Number 9: St. Petersburg - 21 Parties
- Situated right next to Tampa, St. Petersburg definitely received a boost of fundraisers from the RNC happening just a few miles away. In fact, almost all of the events occurring there in 2012 happened in late-August, right when the convention took place.
Number 10: Denver - 16 Parties
- A swing-state capital, the Mile High City sure got some extra special attention from the candidates this year. But the biggest event was again captured by Obama when he benefited from a reception hosted by the Futuro Fund, a Latino group that backs the President. The event co-host sponsorship included a greeting with Obama, photo reception and premium seating for the general reception - but cost $40,000.
If you think the parties are limited to the U.S., think again. In 2012, no one is safe from the effects of American political fundraising. Check the list below to check out this year's more exotic fundraisers - with some international intrigue.
The United Kingdom - 4 Parties
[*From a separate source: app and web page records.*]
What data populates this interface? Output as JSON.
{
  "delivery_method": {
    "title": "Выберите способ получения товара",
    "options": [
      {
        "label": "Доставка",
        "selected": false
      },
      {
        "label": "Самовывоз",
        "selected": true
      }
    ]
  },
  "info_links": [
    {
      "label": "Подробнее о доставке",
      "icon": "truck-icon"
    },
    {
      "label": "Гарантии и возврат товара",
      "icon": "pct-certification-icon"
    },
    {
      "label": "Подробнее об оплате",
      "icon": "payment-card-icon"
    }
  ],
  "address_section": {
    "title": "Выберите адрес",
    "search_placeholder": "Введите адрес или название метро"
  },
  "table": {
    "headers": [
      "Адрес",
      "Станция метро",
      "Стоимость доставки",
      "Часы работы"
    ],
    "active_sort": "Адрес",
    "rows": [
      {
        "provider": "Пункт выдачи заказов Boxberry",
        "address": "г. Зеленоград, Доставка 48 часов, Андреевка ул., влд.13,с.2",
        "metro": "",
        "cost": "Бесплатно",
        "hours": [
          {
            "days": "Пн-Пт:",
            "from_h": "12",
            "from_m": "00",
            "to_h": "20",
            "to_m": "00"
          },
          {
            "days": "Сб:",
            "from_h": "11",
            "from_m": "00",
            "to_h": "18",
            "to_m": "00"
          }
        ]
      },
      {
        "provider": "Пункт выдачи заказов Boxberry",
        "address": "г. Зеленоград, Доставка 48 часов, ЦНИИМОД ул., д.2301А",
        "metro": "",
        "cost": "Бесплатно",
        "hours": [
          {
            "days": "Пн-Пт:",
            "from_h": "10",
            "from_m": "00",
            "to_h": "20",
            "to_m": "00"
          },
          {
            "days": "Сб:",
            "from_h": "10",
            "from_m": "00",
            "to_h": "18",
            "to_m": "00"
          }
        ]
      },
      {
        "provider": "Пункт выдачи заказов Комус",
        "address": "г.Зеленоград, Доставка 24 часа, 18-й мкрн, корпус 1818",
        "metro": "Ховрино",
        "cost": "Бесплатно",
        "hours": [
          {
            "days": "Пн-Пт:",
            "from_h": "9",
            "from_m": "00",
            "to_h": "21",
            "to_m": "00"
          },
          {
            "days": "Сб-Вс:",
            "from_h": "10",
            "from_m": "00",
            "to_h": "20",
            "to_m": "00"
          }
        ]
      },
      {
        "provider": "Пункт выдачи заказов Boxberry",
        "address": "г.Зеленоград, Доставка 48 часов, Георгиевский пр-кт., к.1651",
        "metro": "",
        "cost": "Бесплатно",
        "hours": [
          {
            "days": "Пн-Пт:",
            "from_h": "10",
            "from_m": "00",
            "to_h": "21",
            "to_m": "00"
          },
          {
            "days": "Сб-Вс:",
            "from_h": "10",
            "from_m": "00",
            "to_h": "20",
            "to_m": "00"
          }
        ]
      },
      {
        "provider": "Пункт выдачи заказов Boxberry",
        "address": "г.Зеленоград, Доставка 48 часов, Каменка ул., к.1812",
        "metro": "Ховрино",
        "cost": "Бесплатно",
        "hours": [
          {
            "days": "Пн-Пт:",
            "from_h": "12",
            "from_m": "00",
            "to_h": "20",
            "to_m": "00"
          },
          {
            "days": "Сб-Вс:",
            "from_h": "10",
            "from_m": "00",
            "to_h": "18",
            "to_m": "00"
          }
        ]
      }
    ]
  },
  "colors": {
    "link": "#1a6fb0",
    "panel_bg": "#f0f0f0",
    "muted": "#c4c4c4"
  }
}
- London was the site of all four of the U.K.'s events, including a $40,000 dinner for Obama hosted by fashion designer Anna Wintour along with Gwyneth Paltrow and Tom Ford. Romney countered this with an even steeper $75,000 (that's about 50,000 quid, mate) private dinner with financiers from the banking industry. Thank the Queen for us!
France - 4 Parties
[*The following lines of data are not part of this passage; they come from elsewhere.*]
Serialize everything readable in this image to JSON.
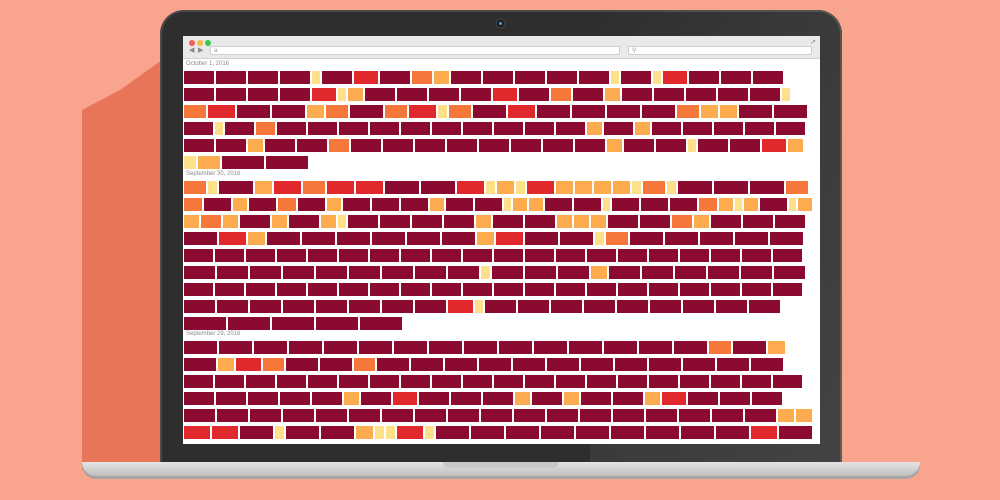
{
  "browser": {
    "address_text": "a",
    "search_icon": "search-icon",
    "back_icon": "back-arrow-icon",
    "forward_icon": "forward-arrow-icon"
  },
  "colors": {
    "background": "#f9a48c",
    "maroon": "#8b0a2f",
    "red": "#e0282d",
    "orange": "#f5773a",
    "light_orange": "#fdab4f",
    "yellow": "#ffe08a"
  },
  "sections": [
    {
      "date": "October 1, 2016",
      "rows": [
        [
          "m",
          "m",
          "m",
          "m",
          "y",
          "m",
          "r",
          "m",
          "o",
          "lo",
          "m",
          "m",
          "m",
          "m",
          "m",
          "y",
          "m",
          "y",
          "r",
          "m",
          "m",
          "m",
          "m"
        ],
        [
          "m",
          "m",
          "m",
          "m",
          "r",
          "y",
          "lo",
          "m",
          "m",
          "m",
          "m",
          "r",
          "m",
          "o",
          "m",
          "lo",
          "m",
          "m",
          "m",
          "m",
          "m",
          "y",
          "r"
        ],
        [
          "o",
          "r",
          "m",
          "m",
          "lo",
          "o",
          "m",
          "o",
          "r",
          "y",
          "o",
          "m",
          "r",
          "m",
          "m",
          "m",
          "m",
          "o",
          "lo",
          "lo",
          "m",
          "m"
        ],
        [
          "m",
          "y",
          "m",
          "o",
          "m",
          "m",
          "m",
          "m",
          "m",
          "m",
          "m",
          "m",
          "m",
          "m",
          "lo",
          "m",
          "lo",
          "m",
          "m",
          "m",
          "m",
          "m"
        ],
        [
          "m",
          "m",
          "lo",
          "m",
          "m",
          "o",
          "m",
          "m",
          "m",
          "m",
          "m",
          "m",
          "m",
          "m",
          "lo",
          "m",
          "m",
          "y",
          "m",
          "m",
          "r",
          "lo",
          "y"
        ],
        [
          "y",
          "lo",
          "m",
          "m"
        ]
      ]
    },
    {
      "date": "September 30, 2016",
      "rows": [
        [
          "o",
          "y",
          "m",
          "lo",
          "r",
          "o",
          "r",
          "r",
          "m",
          "m",
          "r",
          "y",
          "lo",
          "y",
          "r",
          "lo",
          "lo",
          "lo",
          "lo",
          "y",
          "o",
          "y",
          "m",
          "m",
          "m",
          "o"
        ],
        [
          "o",
          "m",
          "lo",
          "m",
          "o",
          "m",
          "lo",
          "m",
          "m",
          "m",
          "lo",
          "m",
          "m",
          "y",
          "lo",
          "lo",
          "m",
          "m",
          "y",
          "m",
          "m",
          "m",
          "o",
          "lo",
          "y",
          "lo",
          "m",
          "y",
          "lo"
        ],
        [
          "lo",
          "o",
          "lo",
          "m",
          "lo",
          "m",
          "lo",
          "y",
          "m",
          "m",
          "m",
          "m",
          "lo",
          "m",
          "m",
          "lo",
          "lo",
          "lo",
          "m",
          "m",
          "o",
          "lo",
          "m",
          "m",
          "m"
        ],
        [
          "m",
          "r",
          "lo",
          "m",
          "m",
          "m",
          "m",
          "m",
          "m",
          "lo",
          "r",
          "m",
          "m",
          "y",
          "o",
          "m",
          "m",
          "m",
          "m",
          "m"
        ],
        [
          "m",
          "m",
          "m",
          "m",
          "m",
          "m",
          "m",
          "m",
          "m",
          "m",
          "m",
          "m",
          "m",
          "m",
          "m",
          "m",
          "m",
          "m",
          "m",
          "m"
        ],
        [
          "m",
          "m",
          "m",
          "m",
          "m",
          "m",
          "m",
          "m",
          "m",
          "y",
          "m",
          "m",
          "m",
          "lo",
          "m",
          "m",
          "m",
          "m",
          "m",
          "m"
        ],
        [
          "m",
          "m",
          "m",
          "m",
          "m",
          "m",
          "m",
          "m",
          "m",
          "m",
          "m",
          "m",
          "m",
          "m",
          "m",
          "m",
          "m",
          "m",
          "m",
          "m"
        ],
        [
          "m",
          "m",
          "m",
          "m",
          "m",
          "m",
          "m",
          "m",
          "r",
          "y",
          "m",
          "m",
          "m",
          "m",
          "m",
          "m",
          "m",
          "m",
          "m",
          "m"
        ],
        [
          "m",
          "m",
          "m",
          "m",
          "m"
        ]
      ]
    },
    {
      "date": "September 29, 2016",
      "rows": [
        [
          "m",
          "m",
          "m",
          "m",
          "m",
          "m",
          "m",
          "m",
          "m",
          "m",
          "m",
          "m",
          "m",
          "m",
          "m",
          "o",
          "m",
          "lo",
          "r"
        ],
        [
          "m",
          "lo",
          "r",
          "o",
          "m",
          "m",
          "o",
          "m",
          "m",
          "m",
          "m",
          "m",
          "m",
          "m",
          "m",
          "m",
          "m",
          "m",
          "m",
          "m"
        ],
        [
          "m",
          "m",
          "m",
          "m",
          "m",
          "m",
          "m",
          "m",
          "m",
          "m",
          "m",
          "m",
          "m",
          "m",
          "m",
          "m",
          "m",
          "m",
          "m",
          "m"
        ],
        [
          "m",
          "m",
          "m",
          "m",
          "m",
          "lo",
          "m",
          "r",
          "m",
          "m",
          "m",
          "lo",
          "m",
          "lo",
          "m",
          "m",
          "lo",
          "r",
          "m",
          "m",
          "m",
          "m"
        ],
        [
          "m",
          "m",
          "m",
          "m",
          "m",
          "m",
          "m",
          "m",
          "m",
          "m",
          "m",
          "m",
          "m",
          "m",
          "m",
          "m",
          "m",
          "m",
          "lo",
          "lo"
        ],
        [
          "r",
          "r",
          "m",
          "y",
          "m",
          "m",
          "lo",
          "y",
          "y",
          "r",
          "y",
          "m",
          "m",
          "m",
          "m",
          "m",
          "m",
          "m",
          "m",
          "m",
          "r",
          "m"
        ]
      ]
    }
  ]
}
- Much like the U.K., all of France's fundraisers were centrally located in its own capital city, Paris. But, interestingly enough, all of the events benefited Obama. Maybe it's because France is in love with the President - over 72% of its people favor him for a second term - and disillusioned with Romney.
Switzerland - 3 Parties
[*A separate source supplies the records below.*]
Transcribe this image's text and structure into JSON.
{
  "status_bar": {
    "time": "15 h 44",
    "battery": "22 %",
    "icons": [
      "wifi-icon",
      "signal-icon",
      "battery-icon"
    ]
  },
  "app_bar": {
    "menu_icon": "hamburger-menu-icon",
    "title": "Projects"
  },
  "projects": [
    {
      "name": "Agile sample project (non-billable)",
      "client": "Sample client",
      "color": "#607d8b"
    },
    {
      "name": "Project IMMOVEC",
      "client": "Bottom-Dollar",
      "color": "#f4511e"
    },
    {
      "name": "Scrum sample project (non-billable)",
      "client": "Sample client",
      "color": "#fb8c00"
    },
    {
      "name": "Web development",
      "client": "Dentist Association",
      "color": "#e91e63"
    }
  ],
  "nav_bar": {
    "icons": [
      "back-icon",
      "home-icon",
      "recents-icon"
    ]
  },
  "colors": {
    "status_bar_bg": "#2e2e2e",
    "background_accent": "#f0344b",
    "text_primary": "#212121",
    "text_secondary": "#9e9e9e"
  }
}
- The neutral nation broke from its reputation by only hosting Obama fundraisers in 2012. Most notably, while the RNC was happening across the Atlantic, Obama's favorite Hollywood pal jetted to Geneva for a $30,000/couple dinner.
Jerusalem, Israel/Shanghai, China/Cairo, Egypt/Stockholm, Sweden - 1 Party
- Stretching from Western Europe to the Far East, the presidential hopefuls threw parties across the world. Obama took advantage of his international appeal with several receptions in Sweden, Egypt, and China. Only one of these was thrown for Romney; a $50,000/couple event in Jerusalem that some called a "love fest," yet left others outraged by his remarks on Palestinian culture. But at least it raised over $1 million, thanks in part to conservative mega-donor Sheldon Adelson. Of course, all the donors at those overseas fundraisers were American citizens -- or should have been.
Bonus PT Fundraiser of the Year
We here at Party Time see a lot of events happening across the country every single day. But there is one party that stands out from the rest - Montana Sen. Jon Tester's "Best Seats in the World" sweepstakes. Pearl Jam bassist Jeff Ament is a longtime friend of Tester’s, and the two paired up to offer supporters some extra special tickets to the band’s concert at Missoula. It’s a bold claim, but here’s what it entailed – grand prize winners got sit in recliners on-stage during a Sept. 30 performance, VIP passes backstage, admission to pre-show events with the band and Tester, and hotel and airfare expenses. OK, so those definitely live up to the hype. And although the contest is long over, PT salutes the winner - with that killer beard and mustache combo, Steve from Billings definitely deserves it.
So there you have it. The entire fundraising year (mostly) covered in a single post. We have seen parties in 47 states (sorry West Virginia, Mississippi and South Dakota--but have reminded you lately what to do if we missed parties in you state?) and even around the world, hosted by thousands of people of all different political backgrounds. Now we just have to wait for Election Day to see if all those parties contributed to a successful campaign, or if all that champagne was popped in vain.
Until next time, Partiers!